While the problem of natural language generation from logical formulas has a long tradition, thus far little attention has been paid to ensuring that the generated explanations are optimally effective for the user. We discuss issues related to deciding what such output should look like and strategies for addressing those issues. We stress the importance of informing generation of NL explanations of logical formulas through reader studies and findings on the comprehension of logic from Pragmatics and Cognitive Science. We then illustrate the discussed issues and potential ways of addressing them using a simple demo system’s output generated from a propositional logic formula.
This paper discusses four major argumentation theoretical frameworks with respect to their use in support of explainable artificial intelligence (XAI). We consider these frameworks as useful tools for both system-centred and user-centred XAI. The former is concerned with the generation of explanations for decisions taken by AI systems, while the latter is concerned with the way explanations are given to users and received by them.
Cognitive biases in the context of consuming online information filtered by recommender systems may lead to sub-optimal choices. One approach to mitigate such biases is through interface and interaction design. This survey reviews studies focused on cognitive bias mitigation of recommender system users during two processes: 1) item selection and 2) preference elicitation. It highlights a number of promising directions for Natural Language Generation research for mitigating cognitive bias including: the need for personalization, as well as for transparency and control.
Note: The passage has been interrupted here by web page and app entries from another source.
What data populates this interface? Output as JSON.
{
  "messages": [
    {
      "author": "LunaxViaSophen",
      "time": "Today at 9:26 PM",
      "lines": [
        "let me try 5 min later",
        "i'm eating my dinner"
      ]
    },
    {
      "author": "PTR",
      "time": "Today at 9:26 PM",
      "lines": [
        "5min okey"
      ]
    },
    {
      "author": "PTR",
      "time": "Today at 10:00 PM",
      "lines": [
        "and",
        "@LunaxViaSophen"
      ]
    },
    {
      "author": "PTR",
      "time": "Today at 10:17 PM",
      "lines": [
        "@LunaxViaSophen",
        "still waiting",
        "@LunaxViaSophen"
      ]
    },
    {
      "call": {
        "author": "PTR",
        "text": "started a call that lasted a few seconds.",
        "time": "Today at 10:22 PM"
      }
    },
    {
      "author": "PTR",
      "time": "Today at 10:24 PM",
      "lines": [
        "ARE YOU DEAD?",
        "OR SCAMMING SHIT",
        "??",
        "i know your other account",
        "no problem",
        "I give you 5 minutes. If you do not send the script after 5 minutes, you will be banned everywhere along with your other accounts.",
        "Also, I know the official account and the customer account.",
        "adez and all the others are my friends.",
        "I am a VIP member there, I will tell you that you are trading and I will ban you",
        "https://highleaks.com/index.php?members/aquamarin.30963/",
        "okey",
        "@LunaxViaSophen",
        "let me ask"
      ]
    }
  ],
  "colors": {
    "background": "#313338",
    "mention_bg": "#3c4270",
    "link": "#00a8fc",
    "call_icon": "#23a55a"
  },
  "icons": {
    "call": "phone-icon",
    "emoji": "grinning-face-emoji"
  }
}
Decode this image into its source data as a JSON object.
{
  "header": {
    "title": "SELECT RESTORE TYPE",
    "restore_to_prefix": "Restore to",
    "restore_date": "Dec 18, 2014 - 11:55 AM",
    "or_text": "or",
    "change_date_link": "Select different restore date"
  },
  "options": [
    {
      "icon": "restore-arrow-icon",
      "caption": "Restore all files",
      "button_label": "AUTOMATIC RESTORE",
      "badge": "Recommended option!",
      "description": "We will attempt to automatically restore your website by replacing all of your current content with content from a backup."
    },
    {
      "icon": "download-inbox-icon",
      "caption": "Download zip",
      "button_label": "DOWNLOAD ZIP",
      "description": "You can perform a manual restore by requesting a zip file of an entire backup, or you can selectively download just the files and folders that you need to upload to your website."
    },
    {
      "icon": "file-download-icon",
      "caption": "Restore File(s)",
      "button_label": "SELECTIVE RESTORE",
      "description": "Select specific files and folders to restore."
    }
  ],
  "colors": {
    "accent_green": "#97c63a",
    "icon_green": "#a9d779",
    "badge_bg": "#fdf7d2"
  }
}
With more agents deployed than ever, users need to be able to interact and cooperate with them in an effective and comfortable manner. Explanations have been shown to increase the understanding and trust of a user in human-agent interaction. There have been numerous studies investigating this effect, but they rely on the user explicitly requesting an explanation. We propose a first overview of when an explanation should be triggered and show that there are many instances that would be missed if the agent solely relies on direct questions. For this, we differentiate between direct triggers such as commands or questions and introduce indirect triggers like confusion or uncertainty detection.
AI has become prominent in a growing number of systems, and, as a direct consequence, the desire for explainability in such systems has become prominent as well. To build explainable systems, a large portion of existing research uses various kinds of natural language technologies, e.g., text-to-speech mechanisms, or string visualizations. Here, we provide an overview of the challenges associated with natural language explanations by reviewing existing literature. Additionally, we discuss the relationship between explainability and knowledge transfer in reinforcement learning. We argue that explainability methods, in particular methods that model the recipient of an explanation, might help increasing sample efficiency. For this, we present a computational approach to optimize the learner’s performance using explanations of another agent and discuss our results in light of effective natural language explanations for humans.
We describe an approach to generating explanations about why robot actions fail, focusing on the considerations of robots that are run by cognitive robotic architectures. We define a set of Failure Types and Explanation Templates, motivating them by the needs and constraints of cognitive architectures that use action scripts and interpretable belief states, and describe content realization and surface realization in this context. We then describe an evaluation that can be extended to further study the effects of varying the explanation templates.